September 2015 Newsletter Highlights:
The new FY16 Utilities and Energy Services rates became effective September 1st, 2015. In addition to services provided in the past, emergency generator maintenance, including preventative maintenance and major maintenance up to $5,000, is now included in the UES scope of work.New UES Consumption & Cost Reports (UCC)
UES is introducing a new, easy-access UES Consumption & Cost (UCC) report to provide graphical representation of customer historic utility data and allows users to easily drill-down into specific details. This capability will allow our customers to more easily understand their energy usage and cost impact, identify trends, and evaluate savings opportunities. This new UCC report will be accessible by October 1st.UES Major Projects
The new Campus Electrical Substation will add capacity to reliably meet growing campus electrical load (expected to increase from 70 MW in 2015 to over 100 MW by 2017). The $9.75M budget will install a new 138kV substation and 12.5kV electrical distribution center in Research Park. Customer rates should not increase as the capital cost is expected be more than offset by increased loads.
A $5 Million Campus Water Systems Improvement is underway to improve the chilled water, heating hot water, domestic cold and hot water distribution systems in residence hall and Corps Dorm areas of south campus. Phase I of the project is complete, and Phase II construction is scheduled to begin Fall 2015 with final completion in January 2017.
Thermal Energy Storage Tank will hold 3 million gallons of chilled water, and be located next to SUP2, west of Agronomy Road. This TES System will reduce utility cost, increase cooling capacity, provide greater service reliability and redundancy, and will benefit the environment by reducing overall energy consumption and shifting electrical load to off-peak periods when renewable energy is available as a higher percentage of the power supply to campus.Historic Rate Comparison vs College Station Utilities and TECO
The cost effectiveness of UES rates is best demonstrated by comparing TAMU rates to the City of College Station for electricity, domestic cold water, and sanitary sewer and the Thermal Energy Corporation (TECO) for chilled water and steam.

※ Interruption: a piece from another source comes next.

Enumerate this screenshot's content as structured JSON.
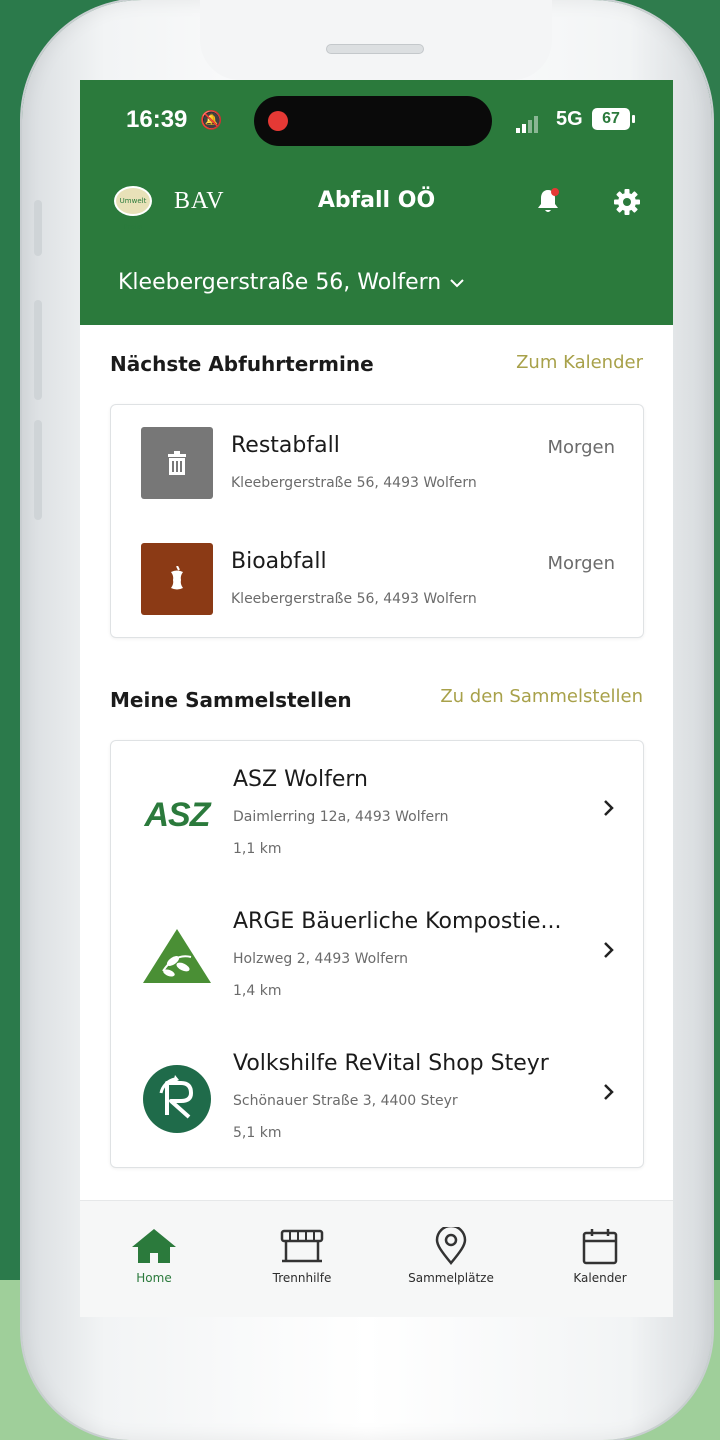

These lower costs are made possible by operating UES facilities and assets efficiently and effectively. A great example of reliable service is that UES has the ability to self-generate electricity which allows the University to disconnect from the grid (and island itself) in the event of natural disaster. The ability to self-generate together with an electrical distribution system provides a system that can weather the elements and maintain high reliability for campus customers.Required Emergency Generator Transfer and Testing Programs
UES works closely with Environmental Health & Safety (EHS) and Facilities Services (SSC) to ensure that emergency generators (EGs) and emergency power circuits in the buildings operate as intended. There is an NFPA code that requires all 143 EGs on campus be transferred and tested monthly to ensure proper operation. As of the end of August, permission to transfer 122 EG’s has been obtained and these systems were all confirmed by UES to be operating properly. UES and SSC are working with building proctors and facility managers to identify sensitive equipment on building emergency circuits and to ensure that all occupants are aware of scheduled test dates and times. These tests are not optional and must be completed to meet code requirement BUT the goal is to minimize the impact on the teaching and research mission of the University. Building proctors and facility managers are asked to contact Aggie Works at 979-845-4311 or aggieworks.tamu.edu to report any areas of concern that would prevent the required transfer and testing of EG circuits in the remaining 21 buildings.Open the September 2015 UES Newletter (PDF) to read more about each of these features.